David Cho always envisioned becoming a doctor and pursuing medicine. But all that changed when he was accepted to his father’s alma mater, George Washington University Law School.
“My father was one of the many refugees who emigrated from North Korea to South Korea following World War II. And after attending law school at Seoul National University, he came to the US and earned a PhD at Tulane Law School as well as two master’s degrees from George Washington University Law School while working in Washington, DC, for the Library of Congress,” Cho says. “While he wasn’t a practicing attorney, he was certainly one of the main influences on my decision to apply to law school.”
Now assistant vice president and senior legal counsel of trademarks and copyrights for the world’s largest telecommunications provider, AT&T, Cho began his career working with a solo practitioner before joining the US Patent and Trademark Office as a trademark examining attorney.
“That was a great fit for me, and I loved my time there,” Cho says. “I was able to intern in the Assistant Commissioner’s Office, which is like working in the corporate headquarters.”
Two years into the examining role, Cho was recruited by a private firm. “One of the attorneys asked me if I was willing to leave and join their firm, which, all things considered, is pretty rare,” he says. “At the time, I envisioned a long career in the government, so I actually turned them down.”
Three years later, however, Cho reached out to the firm, which happened to be in the final stages of hiring for a position. “I went in for the interview, and they hired me. That was essentially my entrance into private practice, where I grew exponentially in my legal expertise because I was able to represent large international and domestic clients in the footwear, electronics, athletic apparel, automotive parts, and publication industries.”
From there, Cho set his sights on going in-house after a brief stint working as temporary seconded in-house counsel for a leading foundry of mining and construction equipment. Eventually, he received the opportunity to go in-house managing the trademark team at SBC, which later merged with AT&T.
Today, Cho’s role involves leading and working with his team to oversee the telecom titan’s vast international portfolio of trademarks and domain names. Some of the more important responsibilities include conducting trademark clearance, filing applications and maintaining registrations, reviewing portfolios during mergers and divestitures, and enforcing trademark rights against infringements.
He and his team also work closely with internal brand, marketing, advertising, and creative clients to ensure the company’s products can enter the market without unnecessary legal risk. “Before we can launch with a name, logo, or a web domain, we have to go through and make sure no third party can claim trademark rights to something that’s potentially being infringed upon. My team will do the research and give an assessment as to whether the name or logo is OK to use or not. Of course, we’re here to provide solutions and it’s a very collaborative environment.”
“It’s not about winning on principle at all costs. It’s about how to balance your client’s needs by resolving the issue in a practical fashion.”
Above all, Cho says the most important philosophy he’s instilled in his role is a sense of integrity. “We’re a publicly held company with shareholders, so we hold ourselves to a higher standard, and we strive to make sure we’re fully in compliance with whatever the law is,” he says.

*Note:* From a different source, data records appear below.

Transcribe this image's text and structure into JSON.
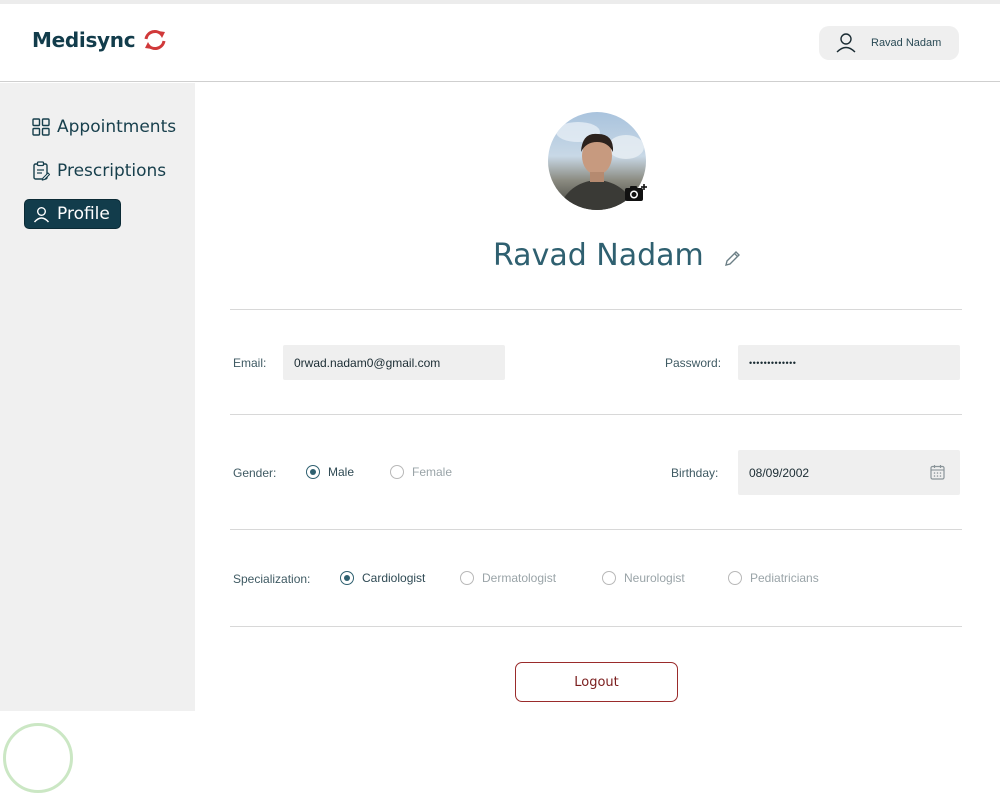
{
  "header": {
    "logo_text": "Medisync",
    "user_name": "Ravad Nadam"
  },
  "sidebar": {
    "items": [
      {
        "label": "Appointments",
        "icon": "grid-icon",
        "active": false
      },
      {
        "label": "Prescriptions",
        "icon": "clipboard-icon",
        "active": false
      },
      {
        "label": "Profile",
        "icon": "user-icon",
        "active": true
      }
    ]
  },
  "profile": {
    "name": "Ravad Nadam",
    "email_label": "Email:",
    "email_value": "0rwad.nadam0@gmail.com",
    "password_label": "Password:",
    "password_value": "•••••••••••••",
    "gender_label": "Gender:",
    "gender_options": [
      "Male",
      "Female"
    ],
    "gender_selected": "Male",
    "birthday_label": "Birthday:",
    "birthday_value": "08/09/2002",
    "specialization_label": "Specialization:",
    "specialization_options": [
      "Cardiologist",
      "Dermatologist",
      "Neurologist",
      "Pediatricians"
    ],
    "specialization_selected": "Cardiologist",
    "logout_label": "Logout"
  },
  "colors": {
    "primary": "#123c4b",
    "accent": "#2f6070",
    "logo_accent": "#d0393a",
    "logout": "#9a2b2b"
  }
}
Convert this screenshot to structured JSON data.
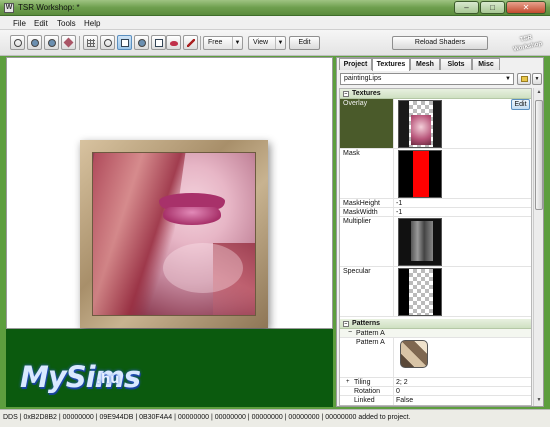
{
  "window": {
    "title": "TSR Workshop: *",
    "icon_letter": "W",
    "controls": [
      "–",
      "□",
      "✕"
    ]
  },
  "menu": [
    "File",
    "Edit",
    "Tools",
    "Help"
  ],
  "toolbar": {
    "mode_select": "Free",
    "view_select": "View",
    "edit_label": "Edit",
    "reload_label": "Reload Shaders",
    "logo_text": "TSR Workshop"
  },
  "tabs": [
    "Project",
    "Textures",
    "Mesh",
    "Slots",
    "Misc"
  ],
  "active_tab": "Textures",
  "material_select": "paintingLips",
  "properties": {
    "textures_header": "Textures",
    "overlay_label": "Overlay",
    "edit_label": "Edit",
    "mask_label": "Mask",
    "mask_height_label": "MaskHeight",
    "mask_height_value": "-1",
    "mask_width_label": "MaskWidth",
    "mask_width_value": "-1",
    "multiplier_label": "Multiplier",
    "specular_label": "Specular",
    "patterns_header": "Patterns",
    "pattern_a_header": "Pattern A",
    "pattern_a_label": "Pattern A",
    "tiling_label": "Tiling",
    "tiling_value": "2; 2",
    "rotation_label": "Rotation",
    "rotation_value": "0",
    "linked_label": "Linked",
    "linked_value": "False"
  },
  "watermark": {
    "brand": "MySims",
    "suffix": ".hu"
  },
  "status": "DDS | 0xB2D8B2 | 00000000 | 09E944DB | 0B30F4A4 | 00000000 | 00000000 | 00000000 | 00000000 | 00000000 added to project.",
  "colors": {
    "window_chrome": "#6e9f4e",
    "viewport_bg": "#ffffff",
    "ground_green": "#0b5a0e",
    "mask_red": "#ff0000"
  }
}
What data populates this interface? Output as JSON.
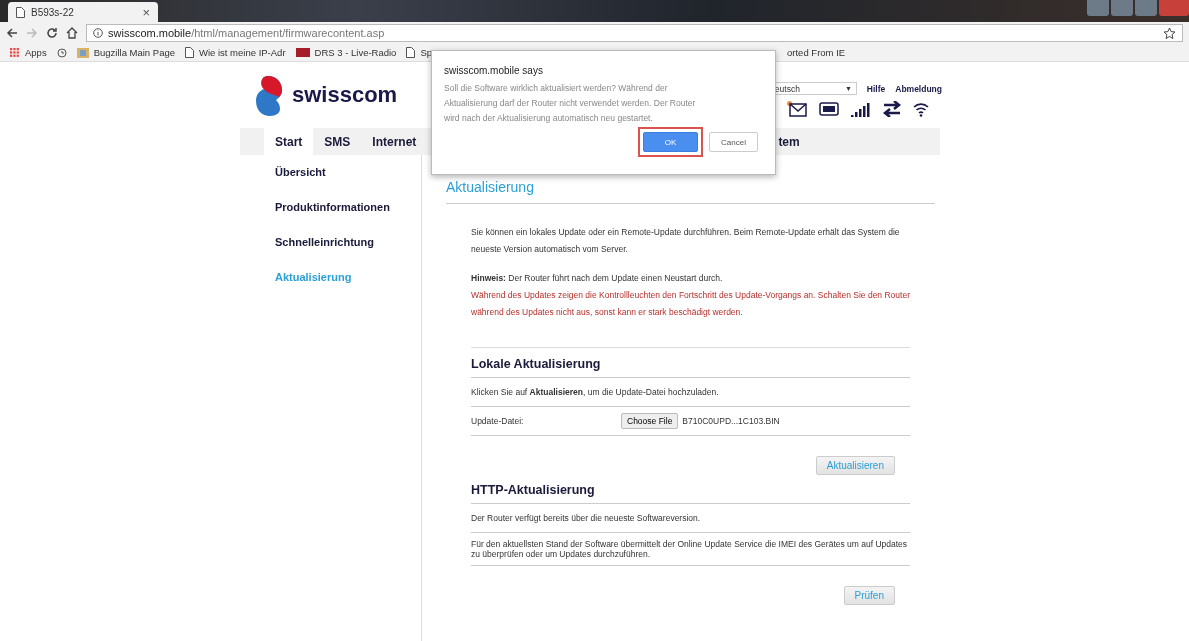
{
  "browser": {
    "tab_title": "B593s-22",
    "tab_close": "×",
    "address": {
      "host": "swisscom.mobile",
      "path": "/html/management/firmwarecontent.asp"
    },
    "bookmarks": [
      {
        "label": "Apps",
        "kind": "apps"
      },
      {
        "kind": "history"
      },
      {
        "label": "Bugzilla Main Page",
        "kind": "folder"
      },
      {
        "label": "Wie ist meine IP-Adr",
        "kind": "page"
      },
      {
        "label": "DRS 3 - Live-Radio",
        "kind": "srf"
      },
      {
        "label": "Sp",
        "kind": "page"
      },
      {
        "label": "orted From IE",
        "kind": "text"
      }
    ]
  },
  "header": {
    "brand": "swisscom",
    "language": "eutsch",
    "language_caret": "▼",
    "links": [
      "Hilfe",
      "Abmeldung"
    ]
  },
  "nav": [
    {
      "label": "Start",
      "selected": true
    },
    {
      "label": "SMS",
      "selected": false
    },
    {
      "label": "Internet",
      "selected": false
    },
    {
      "label": "tem",
      "selected": false
    }
  ],
  "sidebar": [
    {
      "label": "Übersicht",
      "selected": false
    },
    {
      "label": "Produktinformationen",
      "selected": false
    },
    {
      "label": "Schnelleinrichtung",
      "selected": false
    },
    {
      "label": "Aktualisierung",
      "selected": true
    }
  ],
  "content": {
    "heading": "Aktualisierung",
    "intro": "Sie können ein lokales Update oder ein Remote-Update durchführen. Beim Remote-Update erhält das System die neueste Version automatisch vom Server.",
    "hint": "**Hinweis:** Der Router führt nach dem Update einen Neustart durch.",
    "warning": "Während des Updates zeigen die Kontrollleuchten den Fortschritt des Update-Vorgangs an. Schalten Sie den Router während des Updates nicht aus, sonst kann er stark beschädigt werden.",
    "local": {
      "title": "Lokale Aktualisierung",
      "instruction": "Klicken Sie auf **Aktualisieren**, um die Update-Datei hochzuladen.",
      "file_label": "Update-Datei:",
      "choose_button": "Choose File",
      "file_name": "B710C0UPD...1C103.BIN",
      "button": "Aktualisieren"
    },
    "http": {
      "title": "HTTP-Aktualisierung",
      "status": "Der Router verfügt bereits über die neueste Softwareversion.",
      "info": "Für den aktuellsten Stand der Software übermittelt der Online Update Service die IMEI des Gerätes um auf Updates zu überprüfen oder um Updates durchzuführen.",
      "button": "Prüfen"
    }
  },
  "dialog": {
    "title": "swisscom.mobile says",
    "message": "Soll die Software wirklich aktualisiert werden? Während der Aktualisierung darf der Router nicht verwendet werden. Der Router wird nach der Aktualisierung automatisch neu gestartet.",
    "buttons": [
      {
        "label": "OK",
        "primary": true,
        "focused": true
      },
      {
        "label": "Cancel",
        "primary": false,
        "focused": false
      }
    ]
  }
}
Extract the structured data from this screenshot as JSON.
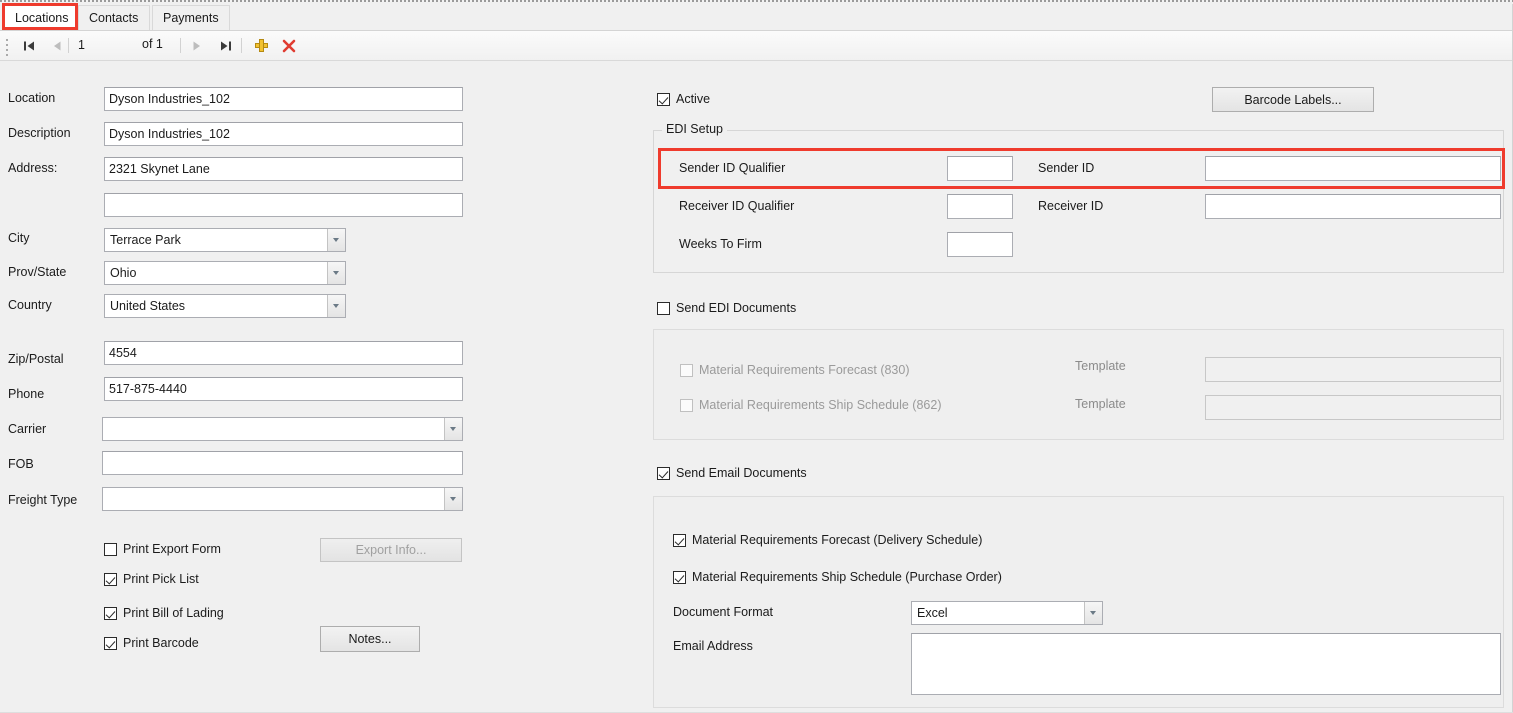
{
  "tabs": [
    {
      "label": "Locations",
      "active": true
    },
    {
      "label": "Contacts",
      "active": false
    },
    {
      "label": "Payments",
      "active": false
    }
  ],
  "navbar": {
    "first_icon": "first-record-icon",
    "prev_icon": "previous-record-icon",
    "current_record": "1",
    "of_label": "of 1",
    "next_icon": "next-record-icon",
    "last_icon": "last-record-icon",
    "add_icon": "add-record-icon",
    "delete_icon": "delete-record-icon"
  },
  "left": {
    "location_label": "Location",
    "location_value": "Dyson Industries_102",
    "description_label": "Description",
    "description_value": "Dyson Industries_102",
    "address_label": "Address:",
    "address_line1": "2321 Skynet Lane",
    "address_line2": "",
    "city_label": "City",
    "city_value": "Terrace Park",
    "prov_state_label": "Prov/State",
    "prov_state_value": "Ohio",
    "country_label": "Country",
    "country_value": "United States",
    "zip_label": "Zip/Postal",
    "zip_value": "4554",
    "phone_label": "Phone",
    "phone_value": "517-875-4440",
    "carrier_label": "Carrier",
    "carrier_value": "",
    "fob_label": "FOB",
    "fob_value": "",
    "freight_type_label": "Freight Type",
    "freight_type_value": "",
    "print_export_form_label": "Print Export Form",
    "print_export_form_checked": false,
    "print_pick_list_label": "Print Pick List",
    "print_pick_list_checked": true,
    "print_bill_of_lading_label": "Print Bill of Lading",
    "print_bill_of_lading_checked": true,
    "print_barcode_label": "Print Barcode",
    "print_barcode_checked": true,
    "export_info_button": "Export Info...",
    "notes_button": "Notes..."
  },
  "right": {
    "active_label": "Active",
    "active_checked": true,
    "barcode_labels_button": "Barcode Labels...",
    "edi_setup": {
      "title": "EDI Setup",
      "sender_id_qualifier_label": "Sender ID Qualifier",
      "sender_id_qualifier_value": "",
      "sender_id_label": "Sender ID",
      "sender_id_value": "",
      "receiver_id_qualifier_label": "Receiver ID Qualifier",
      "receiver_id_qualifier_value": "",
      "receiver_id_label": "Receiver ID",
      "receiver_id_value": "",
      "weeks_to_firm_label": "Weeks To Firm",
      "weeks_to_firm_value": ""
    },
    "send_edi_documents_label": "Send EDI Documents",
    "send_edi_documents_checked": false,
    "edi_docs": {
      "forecast_label": "Material Requirements Forecast (830)",
      "forecast_checked": false,
      "forecast_template_label": "Template",
      "forecast_template_value": "",
      "ship_schedule_label": "Material Requirements Ship Schedule (862)",
      "ship_schedule_checked": false,
      "ship_schedule_template_label": "Template",
      "ship_schedule_template_value": ""
    },
    "send_email_documents_label": "Send Email Documents",
    "send_email_documents_checked": true,
    "email_docs": {
      "forecast_label": "Material Requirements Forecast (Delivery Schedule)",
      "forecast_checked": true,
      "ship_schedule_label": "Material Requirements Ship Schedule (Purchase Order)",
      "ship_schedule_checked": true,
      "document_format_label": "Document Format",
      "document_format_value": "Excel",
      "email_address_label": "Email Address",
      "email_address_value": ""
    }
  },
  "colors": {
    "highlight": "#ef3b2d",
    "window_bg": "#f0f0f0",
    "add_icon": "#f2c230",
    "delete_icon": "#e03c31"
  }
}
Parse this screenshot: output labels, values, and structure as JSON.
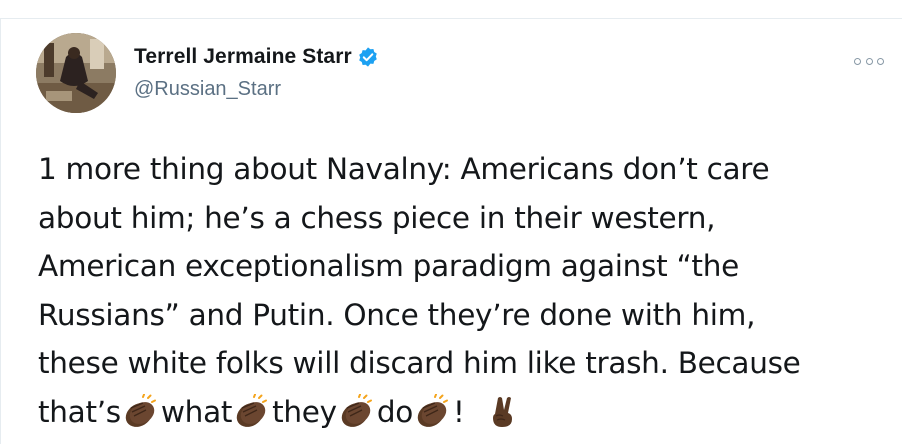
{
  "tweet": {
    "author": {
      "display_name": "Terrell Jermaine Starr",
      "handle": "@Russian_Starr",
      "verified": true
    },
    "more_icon": "more-options-icon",
    "text_lines": [
      "1 more thing about Navalny: Americans don’t care",
      "about him; he’s a chess piece in their western,",
      "American exceptionalism paradigm against “the",
      "Russians” and Putin. Once they’re done with him,",
      "these white folks will discard him like trash. Because"
    ],
    "last_line": {
      "w1": "that’s",
      "w2": "what",
      "w3": "they",
      "w4": "do",
      "w5": "!"
    },
    "emojis": [
      "clapping-hands-icon",
      "victory-hand-icon"
    ],
    "colors": {
      "verified": "#1da1f2",
      "handle": "#5b7083",
      "text": "#14171a",
      "skin": "#5a3a24"
    }
  }
}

Cho’s sense of integrity also extends to dealing with legal disputes. Instead of invoking or prolonging needless litigation, he says it’s often better to work toward a mutually beneficial outcome, even if that outcome is not absolutely ideal.
“It’s not about winning on principle at all costs. It’s about how to balance your client’s needs by resolving the issue in a practical fashion. Sure, in some instances you might have to fight on principle, but you just need to make sure you don’t lose sight in fulfilling the practical side of things,” Cho says.
Cho’s mentality on integrity also feeds into his championing of resourcefulness. “I’m always working to position my team to be the best in class, and I’ve been able to reduce a lot of our reliance on outside counsel when possible, especially regarding trademark clearance and filings. I don’t want to just farm that out all the time,” he says. “More and more, there’s an increase in workload with fixed human resources and less budget available, so we’ve used automation tools where possible while continually keeping in mind the most efficient and cost-effective way to do things.”
Influencing Trademark Policy
In addition to his daily role, Cho has served on the board of the International Trademark Association, a global nonprofit volunteer organization. “I was nominated for a three-year term, and I loved it. You get a chance to create policy, influence legislation, and see the valuable work that’s being done on the subcommittees. You also get to interact with members of the government and Congress.”
He is also the director of the USPTO Trademark Clinic as part of the SMU Dedman School of Law Small Business Clinic, which is aimed at educating the public around trademark issues as well as giving introductory training to law students in trademark law. “We were able to help the students file a trademark application and successfully obtain registration for a local food truck,” Cho says.